Going to the Heart of the Center of the Garden of Delights
This installation was made specifically for the neo-Gothic Vleeshal, in Middelburg, and consisted of a computer-graphics video projection onto a large screen at the far end of the room opposite the entrance. Infrared sensors and seven pairs of blue lights along the floor defined a more than 30-metre-long path from the entrance area to the screen. As each single visitor walked towards the screen he or she passed between the infrared sensors and thereby interactively provoked a sequence of transformations of both the projected imagery and the accompanying spoken sound track.
This seven-stage sequence of digitally processed images was derived from artworks by Yves Klein’s Portrait of Arman (1962), Nagisa Oshima’s In the Realm of the Senses (1976) and Hieronymus Bosch’s The Garden of Earthly Delights (1500, approx.). The spoken sound track is a text written specially by the artist, synchronized to each of the image stages.
The sequence begins with a collage of the Yves Klein sculpture, which has been conjugated with a single frame from King Kong (1933) so that the International Klein Blue figure of Arman is seen to be holding the fainting heroine Anne Darrow in his arms.

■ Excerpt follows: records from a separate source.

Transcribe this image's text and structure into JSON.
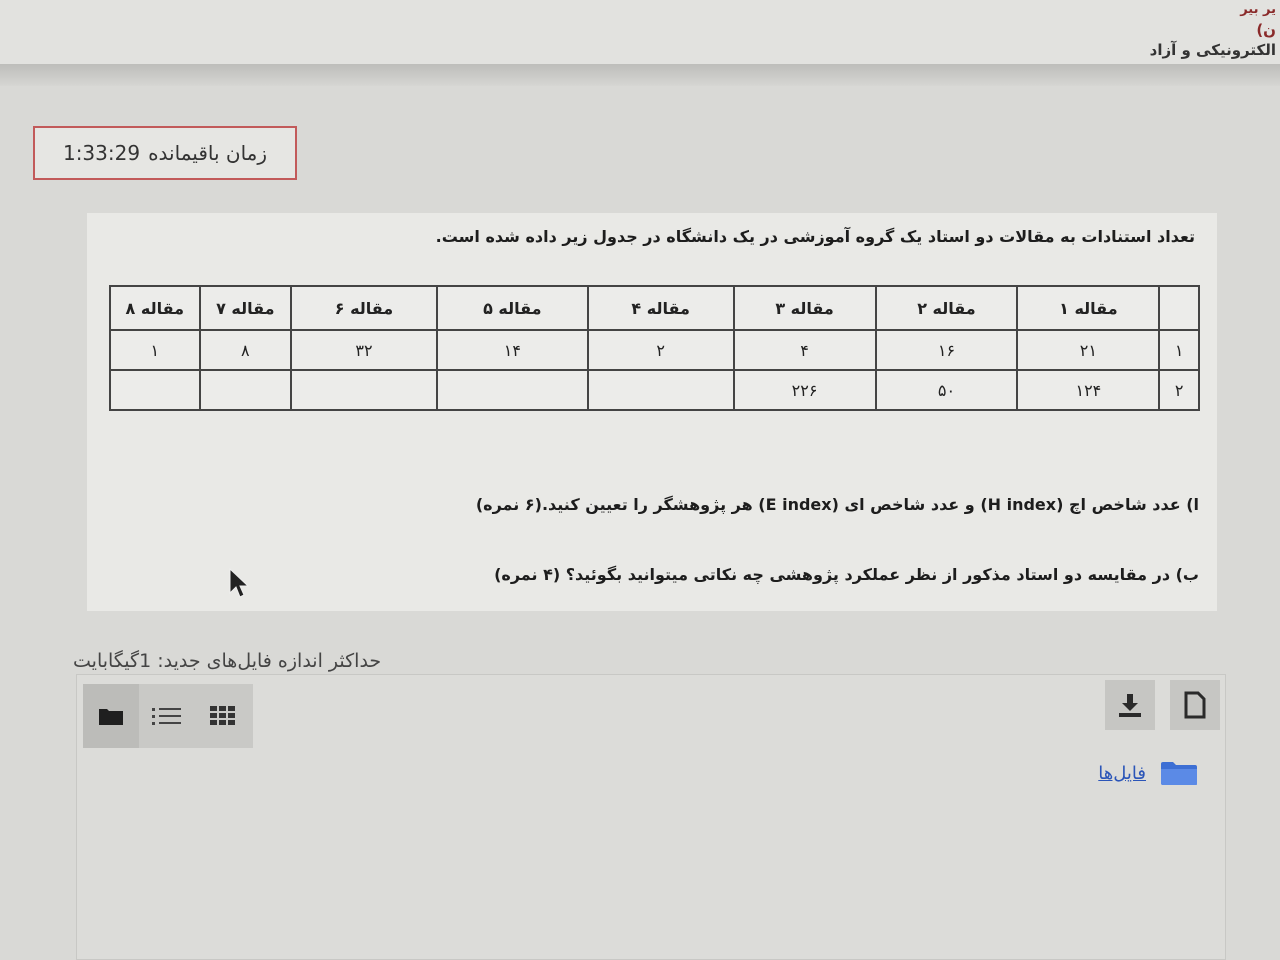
{
  "header": {
    "line1": "یر بیر",
    "line2": "ن)",
    "line3": "الکترونیکی و آزاد"
  },
  "timer": {
    "label": "زمان باقیمانده",
    "value": "1:33:29"
  },
  "question": {
    "intro": "تعداد استنادات به مقالات دو استاد یک گروه آموزشی در یک دانشگاه در جدول زیر داده شده است.",
    "table": {
      "columns": [
        "",
        "مقاله ۱",
        "مقاله ۲",
        "مقاله ۳",
        "مقاله ۴",
        "مقاله ۵",
        "مقاله ۶",
        "مقاله ۷",
        "مقاله ۸"
      ],
      "rows": [
        [
          "۱",
          "۲۱",
          "۱۶",
          "۴",
          "۲",
          "۱۴",
          "۳۲",
          "۸",
          "۱"
        ],
        [
          "۲",
          "۱۲۴",
          "۵۰",
          "۲۲۶",
          "",
          "",
          "",
          "",
          ""
        ]
      ]
    },
    "part_a": "ا) عدد شاخص اچ (H index)  و عدد شاخص ای (E index) هر پژوهشگر را تعیین کنید.(۶ نمره)",
    "part_b": "ب) در مقایسه دو استاد مذکور از نظر عملکرد پژوهشی چه نکاتی میتوانید بگوئید؟  (۴ نمره)"
  },
  "upload": {
    "max_size_label": "حداکثر اندازه فایل‌های جدید: 1گیگابایت",
    "folder_link": "فایل‌ها",
    "icons": {
      "view_folder": "folder-icon",
      "view_list": "list-icon",
      "view_grid": "grid-icon",
      "download": "download-icon",
      "new_file": "file-icon"
    }
  },
  "colors": {
    "timer_border": "#c25a5a",
    "link": "#2b55b8",
    "folder": "#3d6fd4"
  }
}
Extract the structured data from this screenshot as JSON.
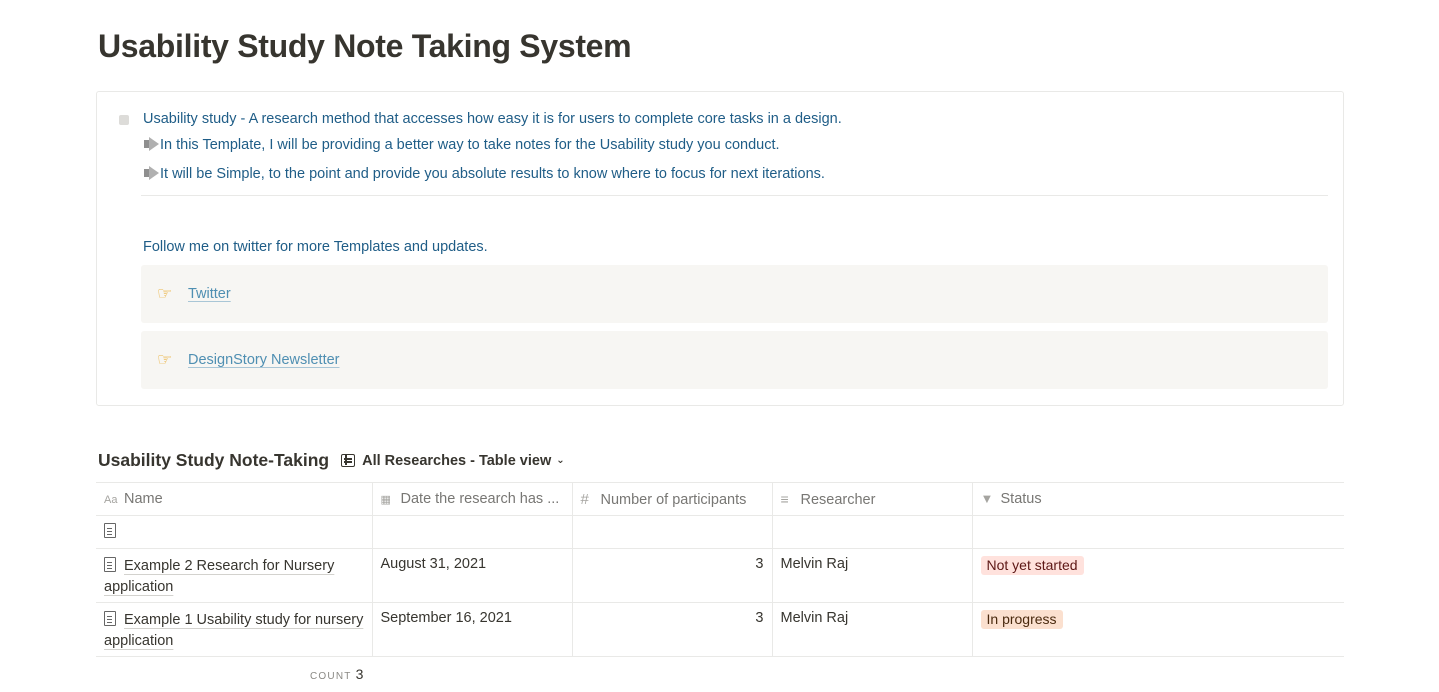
{
  "page": {
    "title": "Usability Study Note Taking System"
  },
  "callout": {
    "line1": "Usability study - A research method that accesses how easy it is for users to complete core tasks in a design.",
    "line2": "In this Template, I will be providing a better way to take notes for the Usability study you conduct.",
    "line3": "It will be Simple, to the point and provide you absolute results to know where to focus for next iterations.",
    "follow": "Follow me on twitter for more Templates and updates.",
    "links": [
      {
        "icon": "pointing-hand-icon",
        "label": "Twitter"
      },
      {
        "icon": "pointing-hand-icon",
        "label": "DesignStory Newsletter"
      }
    ]
  },
  "database": {
    "title": "Usability Study Note-Taking",
    "view": "All Researches - Table view",
    "columns": [
      {
        "label": "Name",
        "icon": "text-icon"
      },
      {
        "label": "Date the research has ...",
        "icon": "calendar-icon"
      },
      {
        "label": "Number of participants",
        "icon": "hash-icon"
      },
      {
        "label": "Researcher",
        "icon": "lines-icon"
      },
      {
        "label": "Status",
        "icon": "status-icon"
      }
    ],
    "rows": [
      {
        "name": "Example 2 Research for Nursery application",
        "date": "August 31, 2021",
        "participants": "3",
        "researcher": "Melvin Raj",
        "status": "Not yet started",
        "status_color": "#ffe2dd"
      },
      {
        "name": "Example 1 Usability study for nursery application",
        "date": "September 16, 2021",
        "participants": "3",
        "researcher": "Melvin Raj",
        "status": "In progress",
        "status_color": "#fbe0cf"
      }
    ],
    "count_label": "COUNT",
    "count_value": "3"
  }
}
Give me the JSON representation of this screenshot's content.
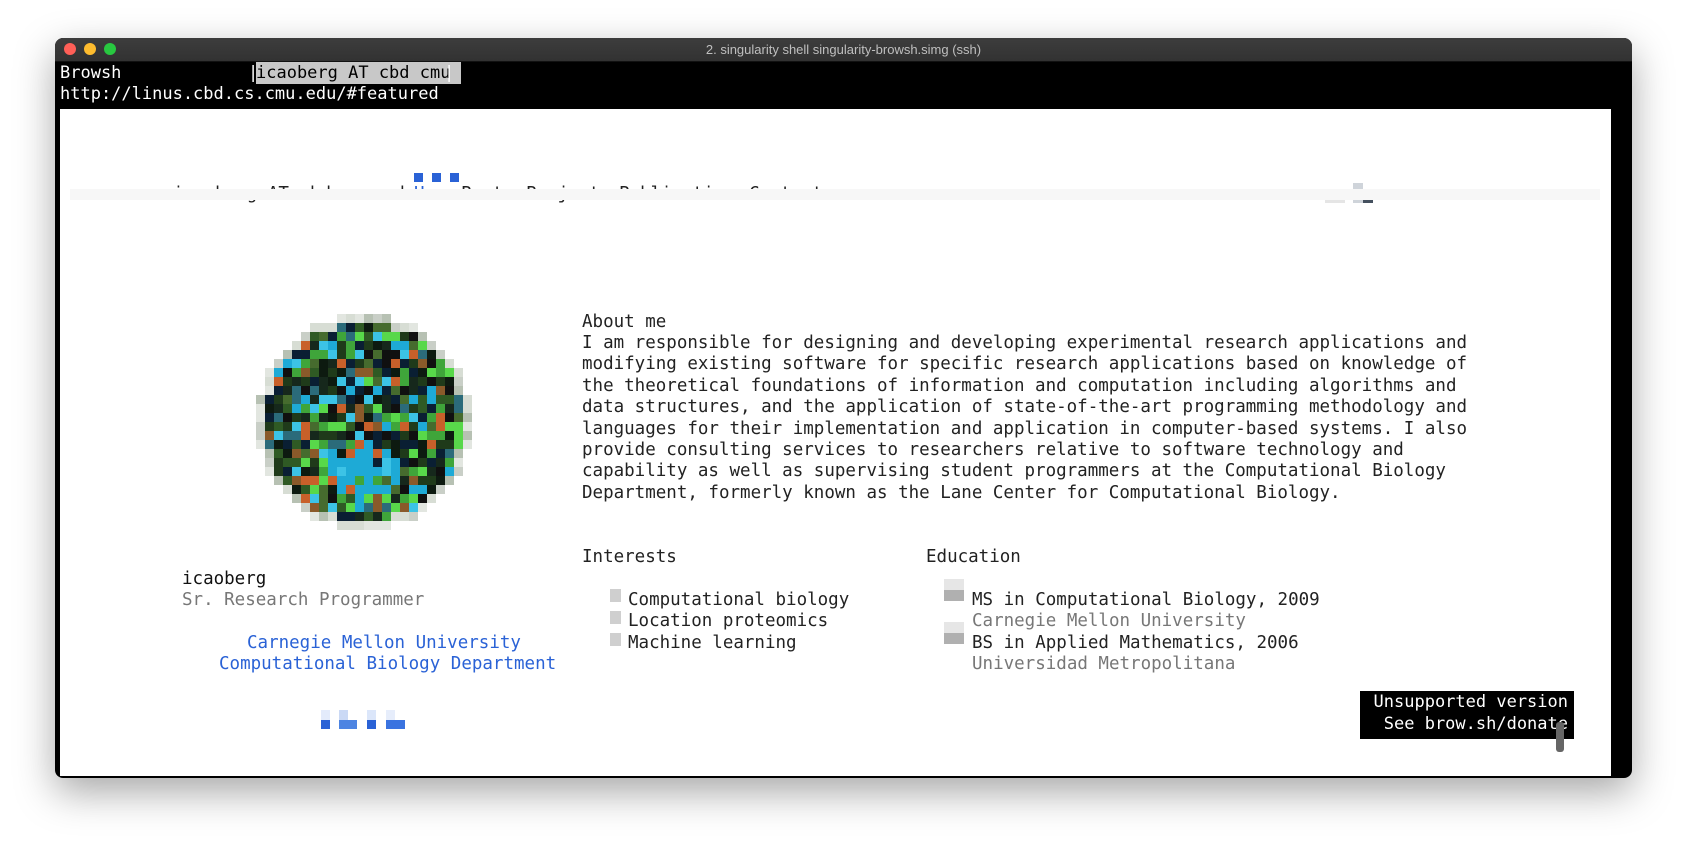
{
  "window": {
    "title": "2. singularity shell singularity-browsh.simg (ssh)",
    "traffic_light_colors": [
      "#ff5f57",
      "#febc2e",
      "#28c840"
    ]
  },
  "browsh": {
    "app_name": "Browsh",
    "tab_label": "icaoberg AT cbd cmu ",
    "url": "http://linus.cbd.cs.cmu.edu/#featured"
  },
  "site": {
    "brand": "icaoberg AT cbd cmu edu",
    "nav": [
      "Home",
      "Posts",
      "Projects",
      "Publications",
      "Contact"
    ],
    "active_nav": "Home"
  },
  "profile": {
    "name": "icaoberg",
    "role": "Sr. Research Programmer",
    "org_line1": "Carnegie Mellon University",
    "org_line2": "Computational Biology Department"
  },
  "about": {
    "heading": "About me",
    "lines": [
      "I am responsible for designing and developing experimental research applications and",
      "modifying existing software for specific research applications based on knowledge of",
      "the theoretical foundations of information and computation including algorithms and",
      "data structures, and the application of state-of-the-art programming methodology and",
      "languages for their implementation and application in computer-based systems. I also",
      "provide consulting services to researchers relative to software technology and",
      "capability as well as supervising student programmers at the Computational Biology",
      "Department, formerly known as the Lane Center for Computational Biology."
    ]
  },
  "interests": {
    "heading": "Interests",
    "items": [
      "Computational biology",
      "Location proteomics",
      "Machine learning"
    ]
  },
  "education": {
    "heading": "Education",
    "items": [
      {
        "degree": "MS in Computational Biology, 2009",
        "school": "Carnegie Mellon University"
      },
      {
        "degree": "BS in Applied Mathematics, 2006",
        "school": "Universidad Metropolitana"
      }
    ]
  },
  "banner": {
    "line1": "Unsupported version",
    "line2": "See brow.sh/donate"
  },
  "colors": {
    "link": "#2a62d6",
    "muted": "#777777",
    "text": "#222222"
  }
}
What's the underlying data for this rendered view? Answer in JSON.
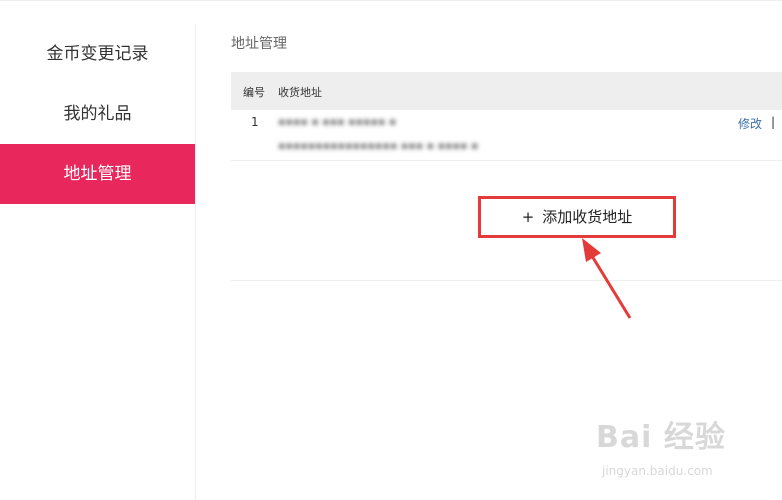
{
  "sidebar": {
    "items": [
      {
        "label": "金币变更记录",
        "active": false
      },
      {
        "label": "我的礼品",
        "active": false
      },
      {
        "label": "地址管理",
        "active": true
      }
    ]
  },
  "main": {
    "title": "地址管理",
    "table": {
      "headers": [
        "编号",
        "收货地址"
      ],
      "rows": [
        {
          "number": "1",
          "address_line1": "▪▪▪▪ ▪ ▪▪▪ ▪▪▪▪▪ ▪",
          "address_line2": "▪▪▪▪▪▪▪▪▪▪▪▪▪▪▪▪ ▪▪▪ ▪ ▪▪▪▪ ▪",
          "actions": {
            "edit": "修改",
            "separator": "|"
          }
        }
      ]
    },
    "add_button": {
      "icon": "+",
      "label": "添加收货地址"
    }
  },
  "annotation": {
    "color": "#e53a3a"
  },
  "watermark": {
    "brand": "Bai 经验",
    "url": "jingyan.baidu.com"
  },
  "colors": {
    "accent": "#e8285c",
    "link": "#3b6fb0"
  }
}
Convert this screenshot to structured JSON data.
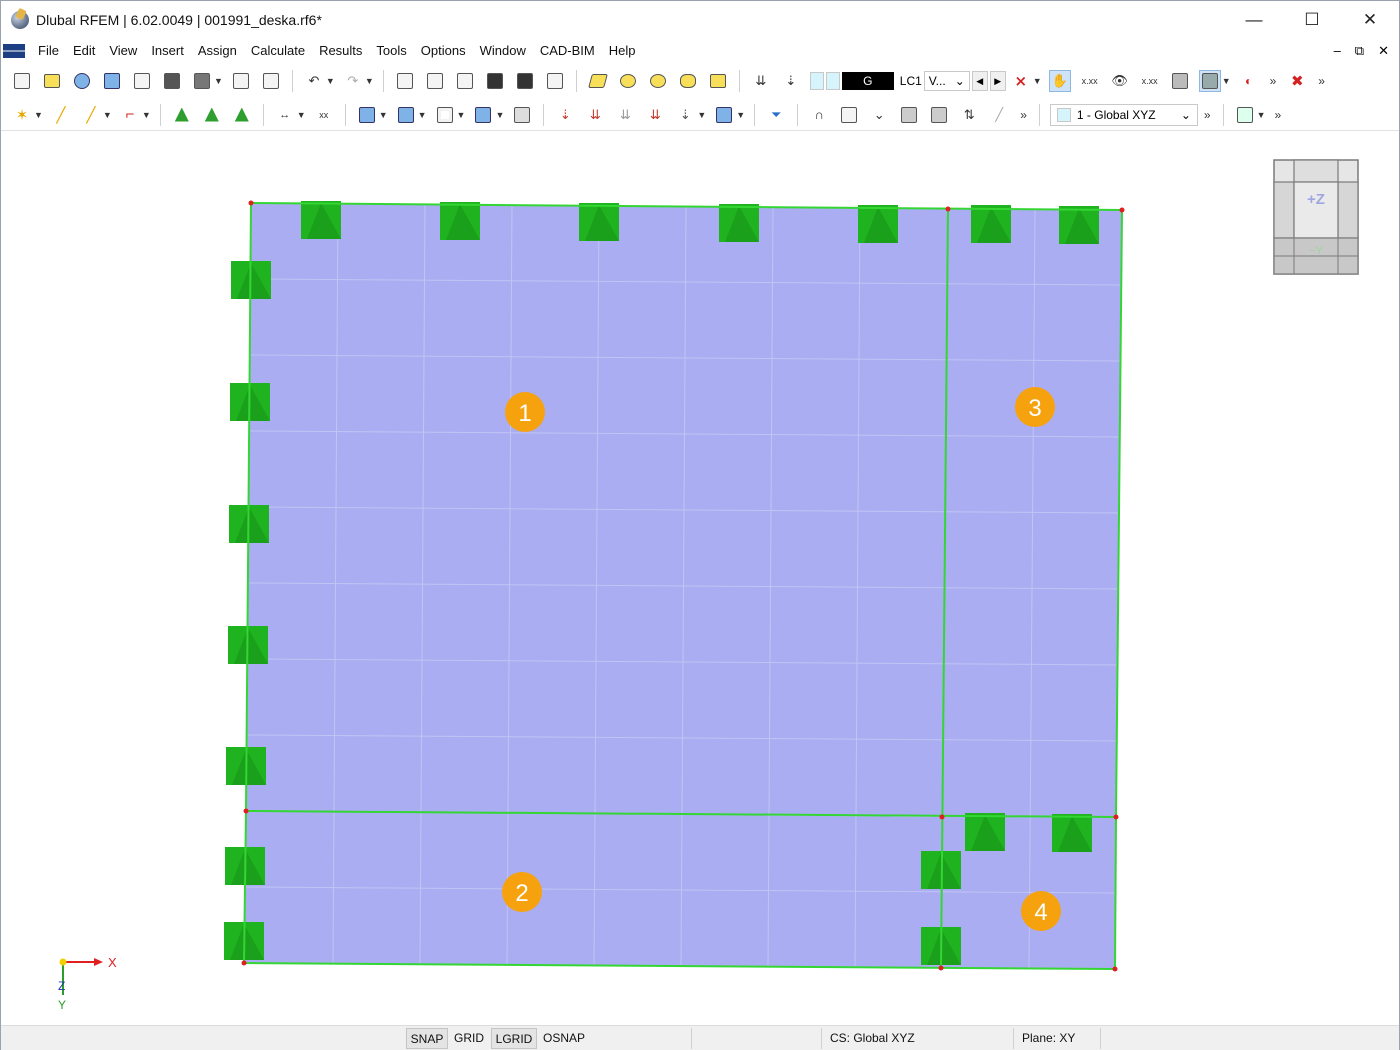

This is followed by a single frame of the strangulation scene in Oshima's film. The six interactive transformations that follow show a progressive digitisation of the Oshima image into an increasingly abstract arrangement of larger and larger pixels. Within these pixel blocks the Bosch painting gradually emerges, until it entirely fills the screen in the final image.
The architectonic presence of this narrative unfolds in the viewer’s body action. And the sequence reverses when the viewer walks away from the screen.
The singular trajectory that begins at the building’s entrance, and then goes all the way to the surface of the projection screen at the other end of the space, embodies a real and a virtual journey for the viewer, traversing the neo-Gothic arches of the Vleeshal while at the same time passaging through the narrative imaginary of the projected imagery. The work engages a triple signification of the Vleeshal itself, which has the style and atmosphere of a Gothic church, yet whose original function centuries earlier was as a cold house for the storage and sale of fresh meat, and which is now a public exhibition space for contemporary art. This convergence of esoteric, corporal and aesthetic forces becomes relational to the conjunction of sacred, profane and carnal allusions presented in the work's iconographic progression. The Klein collage intimates an inversion of the archetype of Mary holding Christ’s limp body, which then morphs into Oshima’s cruciform organisation of male and female bodies, whose underlying digital formation then recalibrates itself in Bosch’s esoteric corporeality.